___ Information supplied
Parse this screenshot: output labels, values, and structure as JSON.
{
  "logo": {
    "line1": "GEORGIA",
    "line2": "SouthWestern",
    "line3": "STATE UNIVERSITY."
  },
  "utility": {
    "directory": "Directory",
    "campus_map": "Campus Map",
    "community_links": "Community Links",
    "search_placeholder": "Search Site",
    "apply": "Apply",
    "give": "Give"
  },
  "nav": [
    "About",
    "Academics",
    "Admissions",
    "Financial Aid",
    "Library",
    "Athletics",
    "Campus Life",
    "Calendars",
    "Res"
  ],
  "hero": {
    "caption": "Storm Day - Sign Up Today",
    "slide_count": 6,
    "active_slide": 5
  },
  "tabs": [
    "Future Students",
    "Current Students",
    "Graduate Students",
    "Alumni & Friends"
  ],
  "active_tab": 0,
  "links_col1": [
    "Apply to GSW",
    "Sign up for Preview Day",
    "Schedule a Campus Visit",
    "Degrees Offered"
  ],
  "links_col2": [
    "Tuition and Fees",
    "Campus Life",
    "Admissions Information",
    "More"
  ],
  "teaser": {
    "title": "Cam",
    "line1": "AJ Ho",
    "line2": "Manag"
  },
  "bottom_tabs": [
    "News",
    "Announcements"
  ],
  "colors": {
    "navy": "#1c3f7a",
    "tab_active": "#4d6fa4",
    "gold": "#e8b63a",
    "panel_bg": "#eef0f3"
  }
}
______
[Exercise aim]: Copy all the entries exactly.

[Exercise solution]:
Parse this screenshot: output labels, values, and structure as JSON.
{
  "logo": {
    "line1": "GEORGIA",
    "line2": "SouthWestern",
    "line3": "STATE UNIVERSITY."
  },
  "utility": {
    "directory": "Directory",
    "campus_map": "Campus Map",
    "community_links": "Community Links",
    "search_placeholder": "Search Site",
    "apply": "Apply",
    "give": "Give"
  },
  "nav": [
    "About",
    "Academics",
    "Admissions",
    "Financial Aid",
    "Library",
    "Athletics",
    "Campus Life",
    "Calendars",
    "Res"
  ],
  "hero": {
    "caption": "Storm Day - Sign Up Today",
    "slide_count": 6,
    "active_slide": 5
  },
  "tabs": [
    "Future Students",
    "Current Students",
    "Graduate Students",
    "Alumni & Friends"
  ],
  "active_tab": 0,
  "links_col1": [
    "Apply to GSW",
    "Sign up for Preview Day",
    "Schedule a Campus Visit",
    "Degrees Offered"
  ],
  "links_col2": [
    "Tuition and Fees",
    "Campus Life",
    "Admissions Information",
    "More"
  ],
  "teaser": {
    "title": "Cam",
    "line1": "AJ Ho",
    "line2": "Manag"
  },
  "bottom_tabs": [
    "News",
    "Announcements"
  ],
  "colors": {
    "navy": "#1c3f7a",
    "tab_active": "#4d6fa4",
    "gold": "#e8b63a",
    "panel_bg": "#eef0f3"
  }
}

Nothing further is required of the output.